dnerra: Playing instead of is something worth to remember. This principle occurs often in running fights.
(): HolIgor: I am sure my opponents would not make this move. Honestly, I don't get it. Why strengthen black further? White not play directly above. A good shape? But black gets a good shape too.
dnerra: I don't think this move would occur to me, either. But now that I see it, I find it clear-cut that it is good. A couple of points:
- If W e, then Black f and the white diagonals are definitely bad shape by now.
- The black shape - - is already very strong, for example the invasion at g is pretty much never possible. So the cost of making it even stronger is very small.
- In the game, gets his head out one step further by being able to jump to . This is an important difference.
Dave The main alternative is pushing straight up. Here is another game between these same two guys played in 1999. In this case Yu pushes up at in response to Yi's . The Black group on the right is much stronger than in the game we are studying. Yu may have been reluctant to push in our game since it would tend to strengthen his opponent and threaten the weak(er) group on the side.
Dave The push at and the jump in the next diagram appear to be a standard combination. Oddly enough I watched Komatsu Hideki play the same combo against Mimura Tomoyasu in the NHK tournament's televised game today (2004-01-18) on Japanese TV. Notice that the end result is as if White had originally attached on top of the marked Black stone with and Black had answered submissively at instead of cutting.
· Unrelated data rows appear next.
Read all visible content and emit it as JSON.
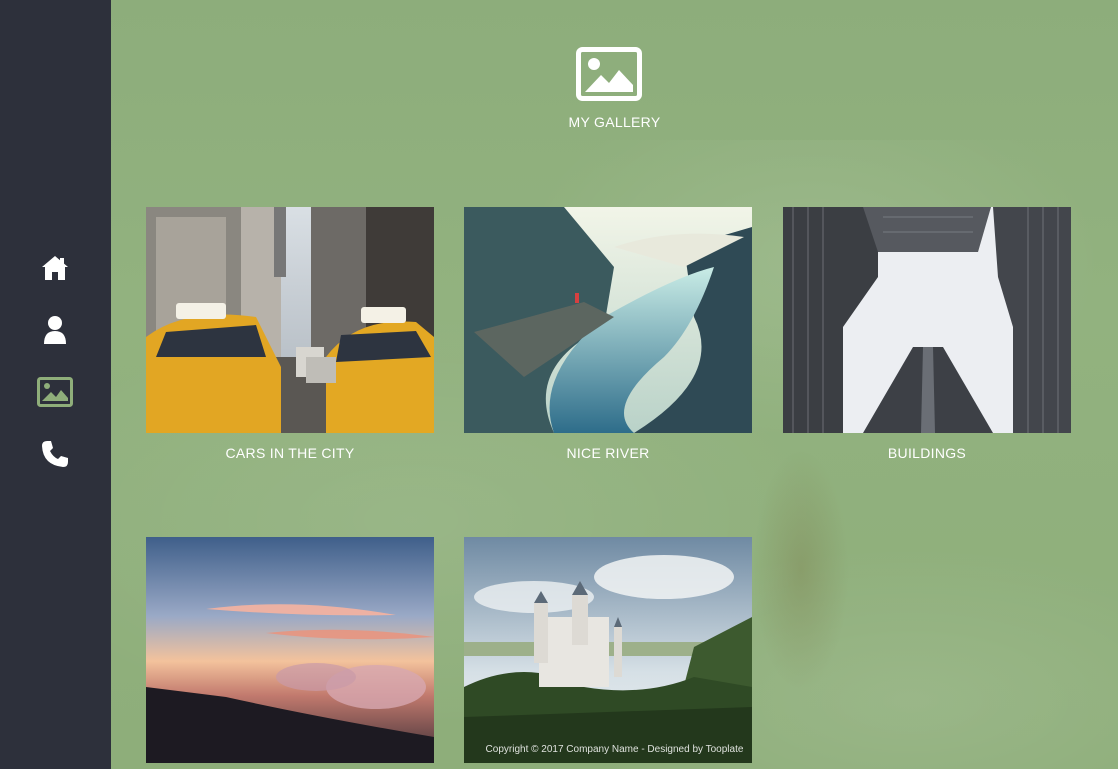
{
  "sidebar": {
    "items": [
      {
        "name": "home",
        "icon": "home-icon"
      },
      {
        "name": "about",
        "icon": "user-icon"
      },
      {
        "name": "gallery",
        "icon": "image-icon",
        "active": true
      },
      {
        "name": "contact",
        "icon": "phone-icon"
      }
    ],
    "active_color": "#8fae7a",
    "icon_color": "#ffffff"
  },
  "header": {
    "icon": "image-icon",
    "title": "MY GALLERY"
  },
  "gallery": {
    "items": [
      {
        "caption": "CARS IN THE CITY",
        "image": "taxi-street-photo"
      },
      {
        "caption": "NICE RIVER",
        "image": "fjord-river-photo"
      },
      {
        "caption": "BUILDINGS",
        "image": "skyscrapers-photo"
      },
      {
        "caption": "",
        "image": "sunset-clouds-photo"
      },
      {
        "caption": "",
        "image": "castle-forest-photo"
      }
    ]
  },
  "footer": {
    "text": "Copyright © 2017 Company Name - Designed by Tooplate"
  },
  "colors": {
    "sidebar_bg": "#2d303b",
    "main_bg": "#8fae7a",
    "text": "#ffffff"
  }
}
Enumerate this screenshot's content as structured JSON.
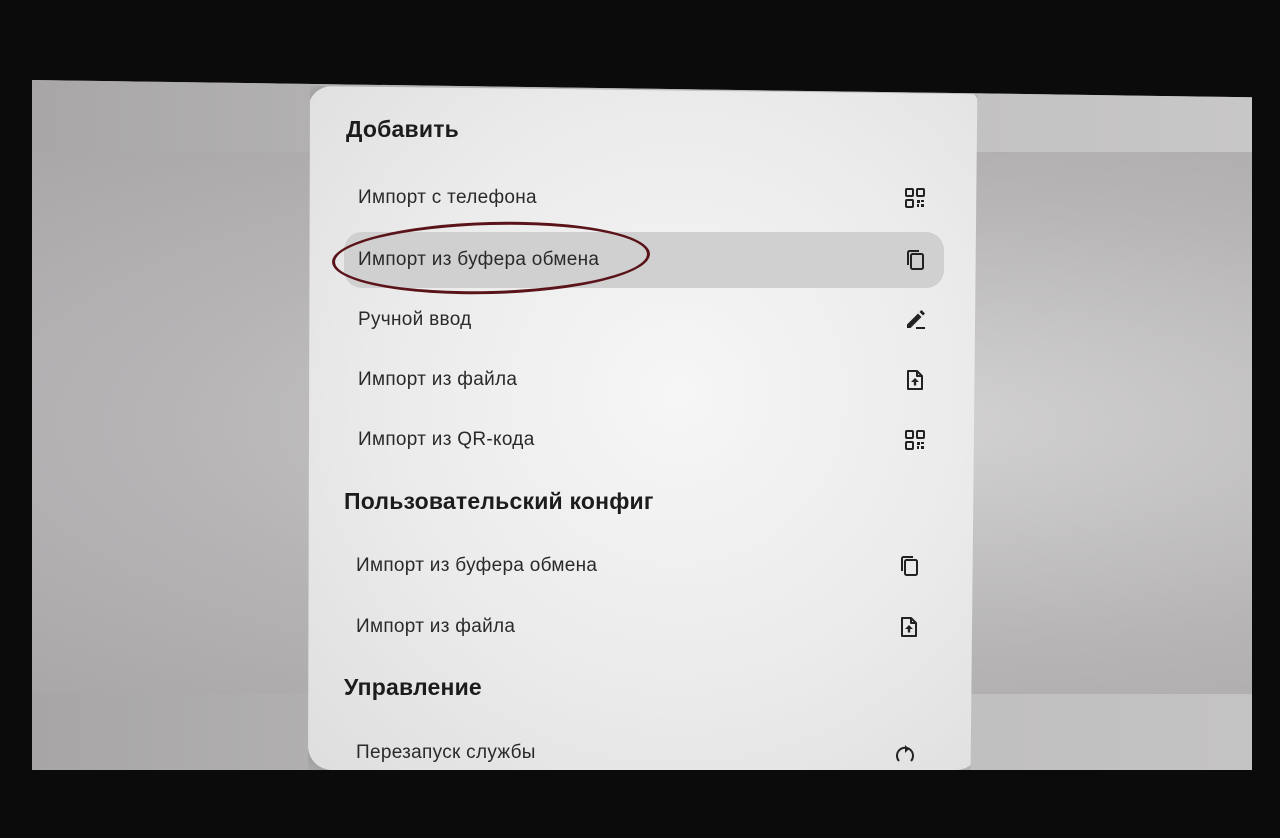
{
  "sections": [
    {
      "title": "Добавить",
      "items": [
        {
          "label": "Импорт с телефона",
          "icon": "qr-code-icon"
        },
        {
          "label": "Импорт из буфера обмена",
          "icon": "copy-icon",
          "focused": true
        },
        {
          "label": "Ручной ввод",
          "icon": "edit-icon"
        },
        {
          "label": "Импорт из файла",
          "icon": "file-upload-icon"
        },
        {
          "label": "Импорт из QR-кода",
          "icon": "qr-code-icon"
        }
      ]
    },
    {
      "title": "Пользовательский конфиг",
      "items": [
        {
          "label": "Импорт из буфера обмена",
          "icon": "copy-icon"
        },
        {
          "label": "Импорт из файла",
          "icon": "file-upload-icon"
        }
      ]
    },
    {
      "title": "Управление",
      "items": [
        {
          "label": "Перезапуск службы",
          "icon": "restart-icon"
        }
      ]
    }
  ],
  "colors": {
    "focus_background": "#d0d0d0",
    "annotation_oval": "#5a1419"
  }
}
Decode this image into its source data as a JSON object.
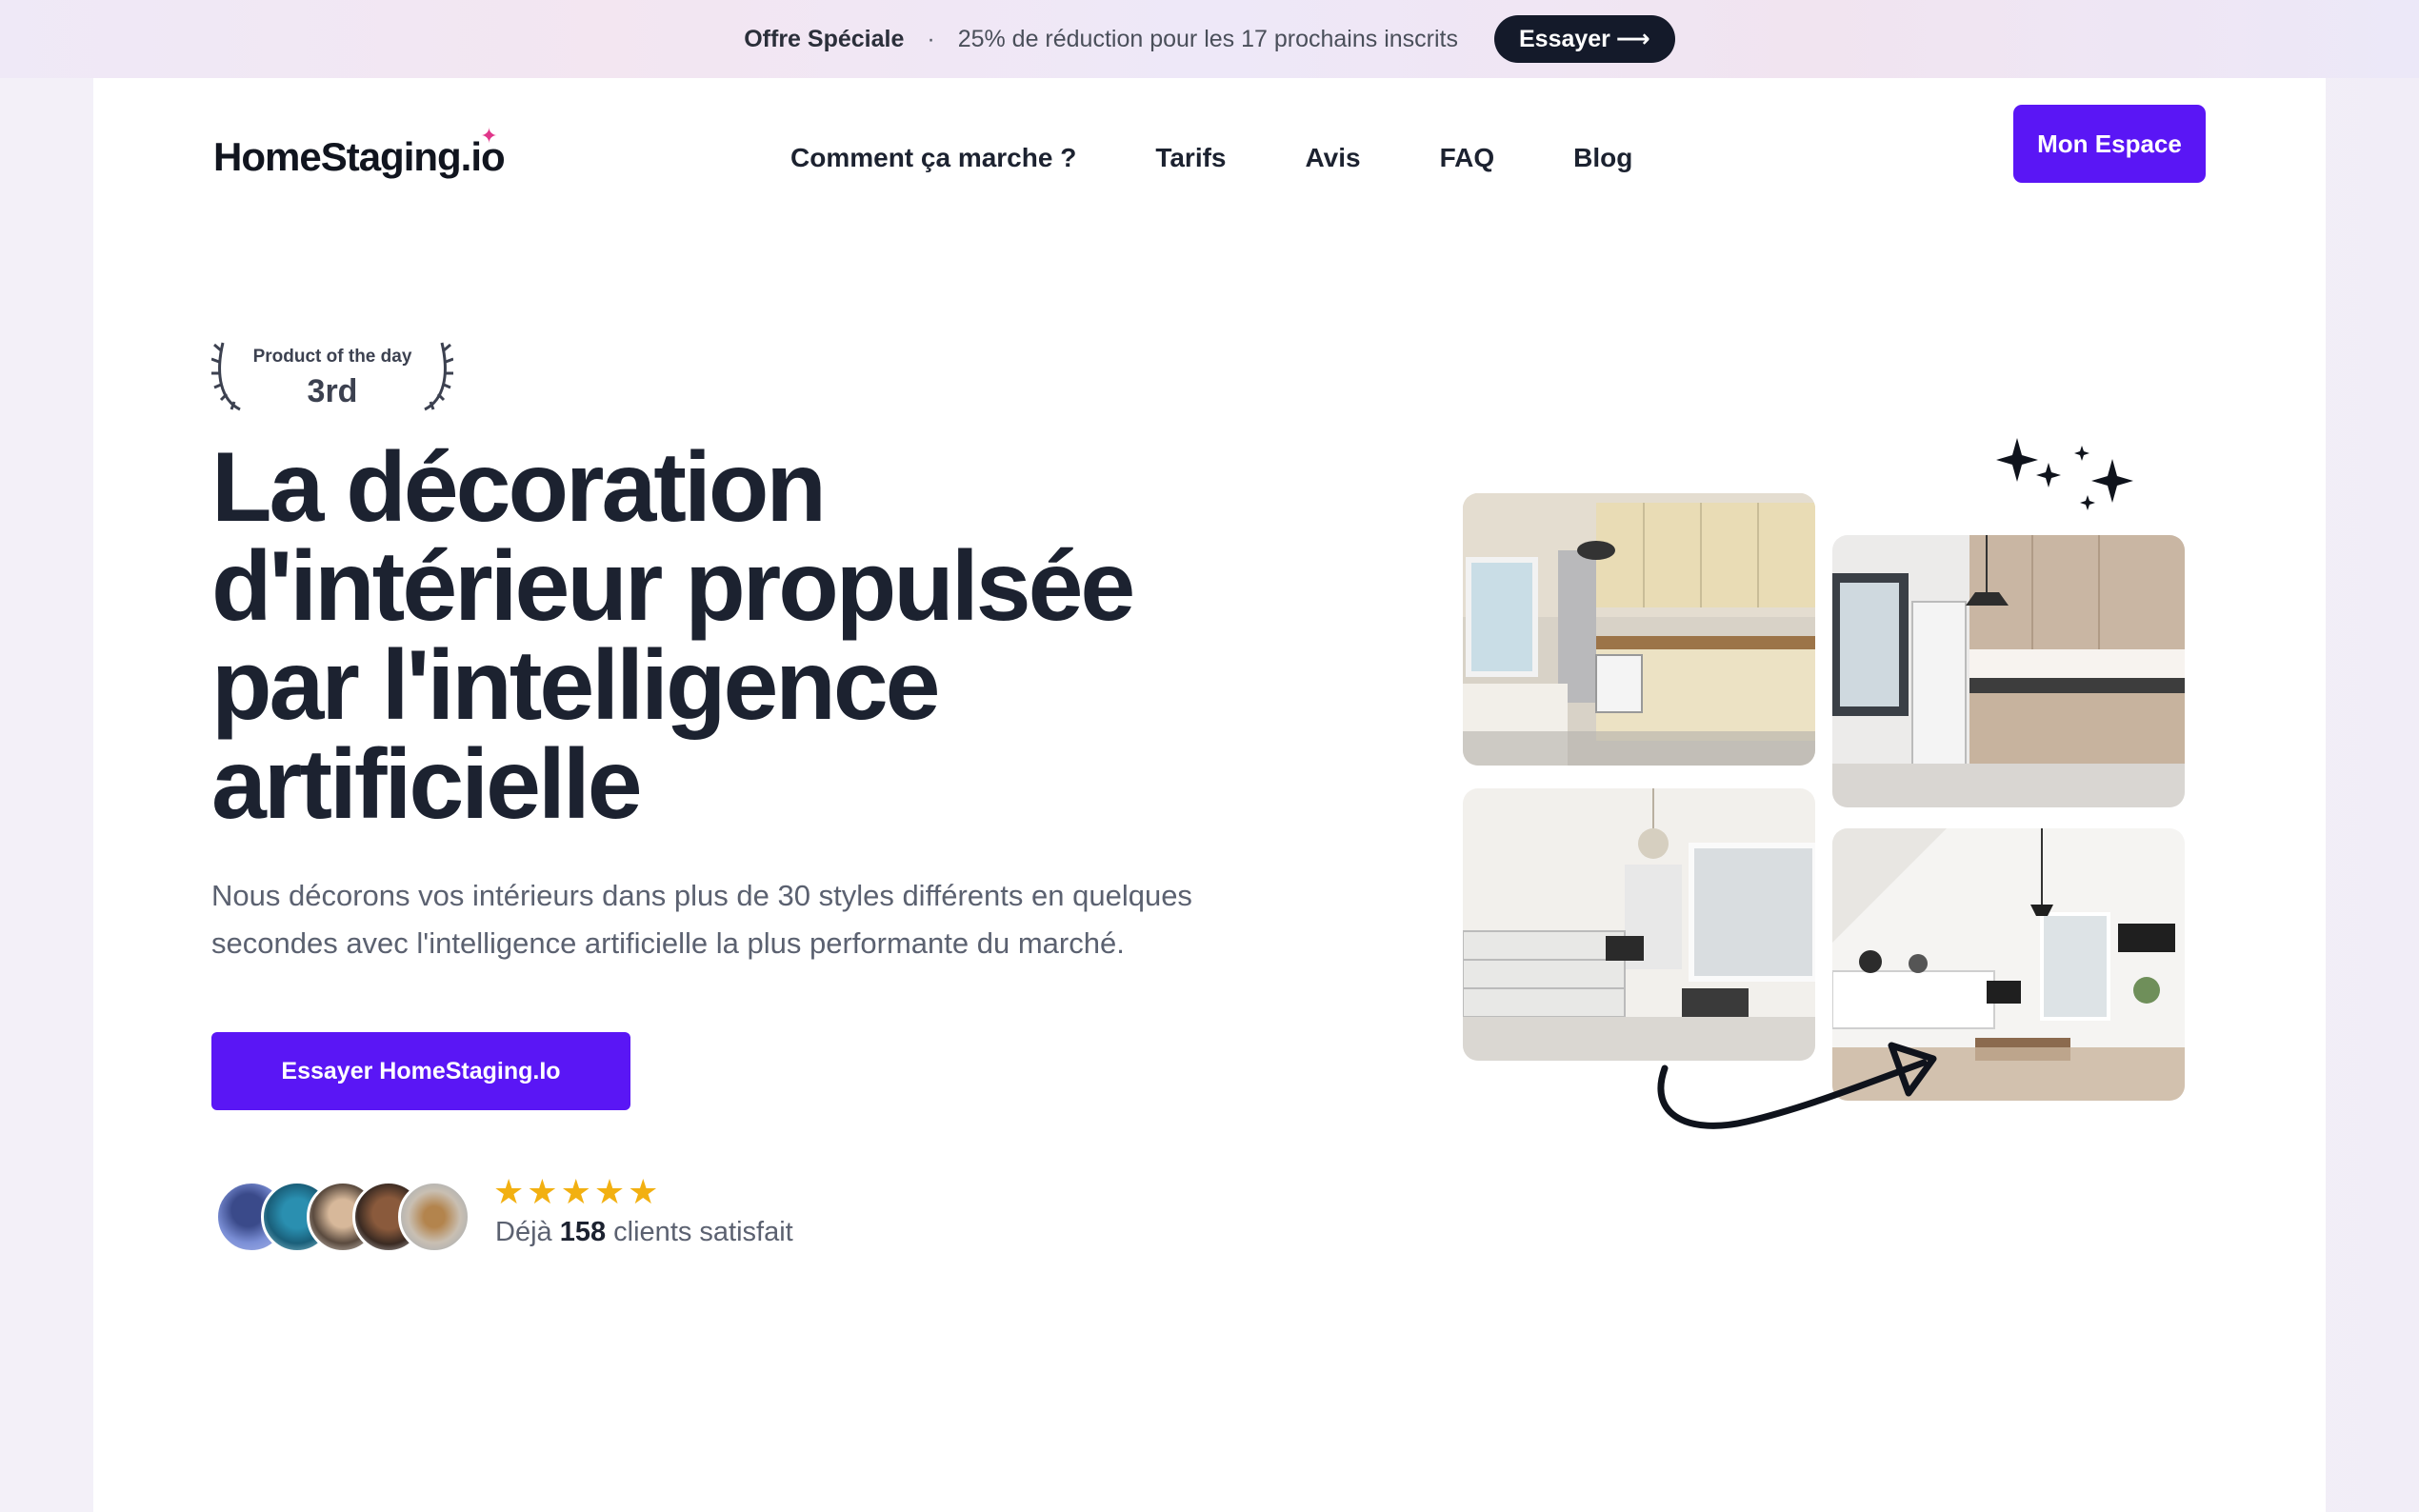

Once Black plays , I think that White does not mind any negative effects from since it means moving quickly into the center. At the same time Black patches one of the weak points in his original formation so probably we can judge this to be an even exchange.
(): HolIgor: White jumps out. This end the invasion part of the game.
(): HolIgor: I think that the timing for this move is very good. The purpose of the move in to avoid overconcentration, grab some territory, attack the corner.
As the result of this part black succeded in solidifying some territory in the right corner and at the bottom. White successfully reduced the bottom and even got a chance for some territory there. At the moment white has about 11 points at the top and 6 stones in the bowl cover, black has about 8 points in the lower right corner and 12 points at the bottom. This is the balance of secure territory. Black seems to be a little bit ahead, doesn't he? Yet, this lead is so small an there are so many uncertain areas on the board that everything can happen yet.
I think that the manner in which black converted loose framework into 20 points of territory is very instructive.
It is not good to count after black's move at the stage where a move value should be about 15 points miai yet, but the perspective areas for black do not seem too small.